“Maybe we should come up with an alternative calendar for our travels. These Madrid images right here? All taken at year 1 Before Coronavirus”, I proposed, between two sips of wine. ─ ”Yes, I’m sure nobody will get irked by that”, ironised Jules.
We continued staring at that picture frame. Every minute or so, a new image popped up, prompting a flurry of reminiscences.
High fashion and fast knockoffs
These days, someone walking through ‘Puerta del Sol’ is probably wondering how to navigate through the busy square without getting too close to anyone. When we were there, well before face masks had made their debut outside of hospitals and bank heists, our wonderings were instead about the odd cloth and rope contraptions used by the street vendors.
Its use become clear when a police car rolled over the corner. In a heartbeat, the street vendors yanked their ropes, turning the damning floor displays into innocent shoulder bags. Once the patrol car was out of sight, ‘Louise Vutton’ handbags and ‘Armini’ fragrances were back in stock.
The Habsburg jaw
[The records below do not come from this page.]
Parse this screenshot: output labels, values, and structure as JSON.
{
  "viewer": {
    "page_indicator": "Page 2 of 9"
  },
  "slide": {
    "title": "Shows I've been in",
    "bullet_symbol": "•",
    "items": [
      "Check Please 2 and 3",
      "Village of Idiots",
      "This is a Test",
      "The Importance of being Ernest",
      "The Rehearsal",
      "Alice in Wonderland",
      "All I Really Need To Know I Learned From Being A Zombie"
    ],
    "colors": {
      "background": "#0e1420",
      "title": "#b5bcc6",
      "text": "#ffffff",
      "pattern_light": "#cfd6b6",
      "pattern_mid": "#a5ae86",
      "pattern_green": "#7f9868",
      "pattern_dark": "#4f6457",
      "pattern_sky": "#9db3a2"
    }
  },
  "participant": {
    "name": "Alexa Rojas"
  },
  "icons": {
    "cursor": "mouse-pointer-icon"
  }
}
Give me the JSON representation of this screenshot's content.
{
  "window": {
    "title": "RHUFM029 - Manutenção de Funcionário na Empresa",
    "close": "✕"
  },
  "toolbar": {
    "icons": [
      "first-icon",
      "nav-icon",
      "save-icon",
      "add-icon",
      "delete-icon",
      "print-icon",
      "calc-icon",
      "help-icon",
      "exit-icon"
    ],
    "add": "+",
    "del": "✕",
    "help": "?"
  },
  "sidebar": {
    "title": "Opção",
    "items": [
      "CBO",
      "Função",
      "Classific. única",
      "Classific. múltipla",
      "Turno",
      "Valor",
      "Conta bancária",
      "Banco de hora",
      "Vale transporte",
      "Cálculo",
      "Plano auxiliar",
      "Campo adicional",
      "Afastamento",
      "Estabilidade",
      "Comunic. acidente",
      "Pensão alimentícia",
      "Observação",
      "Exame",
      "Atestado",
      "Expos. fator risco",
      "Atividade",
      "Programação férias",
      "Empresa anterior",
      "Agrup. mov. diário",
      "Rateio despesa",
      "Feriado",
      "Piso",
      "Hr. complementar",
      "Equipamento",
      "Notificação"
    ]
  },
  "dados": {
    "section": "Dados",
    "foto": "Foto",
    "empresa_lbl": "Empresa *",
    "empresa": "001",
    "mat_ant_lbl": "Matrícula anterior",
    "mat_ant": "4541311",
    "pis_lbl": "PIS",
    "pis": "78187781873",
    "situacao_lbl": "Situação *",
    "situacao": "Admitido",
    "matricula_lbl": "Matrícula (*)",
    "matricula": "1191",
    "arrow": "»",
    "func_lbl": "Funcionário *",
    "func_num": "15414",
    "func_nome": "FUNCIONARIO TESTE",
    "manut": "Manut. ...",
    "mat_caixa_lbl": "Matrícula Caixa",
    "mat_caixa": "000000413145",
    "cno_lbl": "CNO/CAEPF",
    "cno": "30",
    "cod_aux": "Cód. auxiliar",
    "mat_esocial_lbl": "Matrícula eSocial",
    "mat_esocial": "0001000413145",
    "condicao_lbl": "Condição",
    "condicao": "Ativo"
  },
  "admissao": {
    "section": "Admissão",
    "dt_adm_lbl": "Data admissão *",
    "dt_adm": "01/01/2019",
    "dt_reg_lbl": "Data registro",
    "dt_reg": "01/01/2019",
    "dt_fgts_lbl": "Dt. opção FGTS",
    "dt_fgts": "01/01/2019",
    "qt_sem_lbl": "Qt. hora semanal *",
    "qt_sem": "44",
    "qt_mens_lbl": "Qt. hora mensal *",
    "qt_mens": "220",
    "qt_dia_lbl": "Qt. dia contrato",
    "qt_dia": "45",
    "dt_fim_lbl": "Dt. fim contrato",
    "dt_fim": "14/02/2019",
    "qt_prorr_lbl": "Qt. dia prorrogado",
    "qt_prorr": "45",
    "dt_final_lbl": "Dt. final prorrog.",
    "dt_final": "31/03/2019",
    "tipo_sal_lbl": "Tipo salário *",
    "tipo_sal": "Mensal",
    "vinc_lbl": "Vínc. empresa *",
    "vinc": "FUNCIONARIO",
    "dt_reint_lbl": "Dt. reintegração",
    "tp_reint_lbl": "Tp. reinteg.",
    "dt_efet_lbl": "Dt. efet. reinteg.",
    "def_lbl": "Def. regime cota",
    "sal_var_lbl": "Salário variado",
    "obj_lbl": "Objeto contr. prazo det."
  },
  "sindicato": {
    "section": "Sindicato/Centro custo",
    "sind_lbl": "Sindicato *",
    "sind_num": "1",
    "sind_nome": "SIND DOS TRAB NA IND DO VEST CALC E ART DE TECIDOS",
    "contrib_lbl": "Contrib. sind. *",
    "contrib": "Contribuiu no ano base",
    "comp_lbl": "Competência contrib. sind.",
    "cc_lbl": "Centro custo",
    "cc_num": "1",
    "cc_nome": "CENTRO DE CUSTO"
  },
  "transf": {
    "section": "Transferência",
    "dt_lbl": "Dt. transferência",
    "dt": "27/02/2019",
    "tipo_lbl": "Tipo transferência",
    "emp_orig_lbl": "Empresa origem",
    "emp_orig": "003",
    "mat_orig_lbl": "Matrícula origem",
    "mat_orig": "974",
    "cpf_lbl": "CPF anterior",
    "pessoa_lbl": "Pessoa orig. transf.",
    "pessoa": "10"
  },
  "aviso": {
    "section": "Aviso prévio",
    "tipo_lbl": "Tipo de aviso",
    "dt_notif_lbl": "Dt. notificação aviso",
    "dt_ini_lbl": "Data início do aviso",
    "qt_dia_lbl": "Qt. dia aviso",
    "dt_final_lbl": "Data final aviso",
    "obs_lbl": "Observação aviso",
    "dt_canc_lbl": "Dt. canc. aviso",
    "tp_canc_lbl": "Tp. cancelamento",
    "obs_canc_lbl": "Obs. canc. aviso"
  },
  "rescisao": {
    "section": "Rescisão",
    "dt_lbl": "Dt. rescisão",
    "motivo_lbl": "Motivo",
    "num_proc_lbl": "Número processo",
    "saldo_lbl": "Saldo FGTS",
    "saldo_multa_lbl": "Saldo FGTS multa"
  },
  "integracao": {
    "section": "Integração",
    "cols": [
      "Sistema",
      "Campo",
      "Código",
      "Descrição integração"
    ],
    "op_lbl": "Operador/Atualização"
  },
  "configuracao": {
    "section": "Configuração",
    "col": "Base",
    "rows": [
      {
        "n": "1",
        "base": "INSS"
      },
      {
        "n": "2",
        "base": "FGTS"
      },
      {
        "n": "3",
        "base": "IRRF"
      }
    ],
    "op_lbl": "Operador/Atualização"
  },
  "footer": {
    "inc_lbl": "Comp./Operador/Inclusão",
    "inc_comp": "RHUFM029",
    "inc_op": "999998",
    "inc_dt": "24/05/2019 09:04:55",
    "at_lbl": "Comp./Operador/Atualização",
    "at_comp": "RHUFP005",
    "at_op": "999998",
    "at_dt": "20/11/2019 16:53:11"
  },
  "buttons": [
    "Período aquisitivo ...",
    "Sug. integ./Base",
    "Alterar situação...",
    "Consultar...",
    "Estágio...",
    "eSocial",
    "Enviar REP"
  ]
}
Inspired by the street vending smarts, we skipped the long queues at Prado and went to ‘Plaza Mayor’ to appreciate some street art instead. An invisible line divided the big plaza in two: one side had all the fancy shops and restaurants, while the other side was the turf of painters and vagrants. In the middle, looking disapprovingly to either side, stood a statue of Philip III of Habsburg.
“Hey guys, come here and I’ll draw you!”, urged a painter. We inched closer and had a look at his work, most of which drawn in a cartoonish style with prominent chins. “No thanks, we’d rather have a family portrait with no obvious signs of inbreeding”, taunted Jules.
Secluded by choice
To escape the hustle and bustle of a city that never used to sleep, we went to ‘El Retiro’, a park that the Spanish Monarchy ceded to us commoners in the 19th century. It was mid-morning of a weekday, so the park was nearly deserted.
As our picture frame cycled through those pictures of empty paths lined with manicured shrubs, we talked about the illusion of choice. The three of us enjoy solitude (some more, some less), but seemingly only when it is voluntary. Locked in our own home, the present forced seclusion was far less appealing.
The alien hub
We returned to Madrid several times that year, sometimes going into town and sometimes just staying at the airport for a few hours, waiting for a connecting flight. We initially dreaded those hours, but over time we learned to enjoy them. Slowly, our memories of running through an entire terminal and arriving to the boarding gate sweating profusely were replaced by less taxing moments, spent in what is arguably one of the most beautiful airport terminals in the world.
Gabriel often talks about the playgrounds of castles and fire trucks, scattered in front of the gates. Jules recalls buying a paper book and reading it in one sitting, before reluctantly getting up at the last call announcement. I remember leisurely strolling down the terminal, stress-free and mask-free, taking pictures of the wooden ceilings and colourful steel beams. Memories to be soon relived, we hope.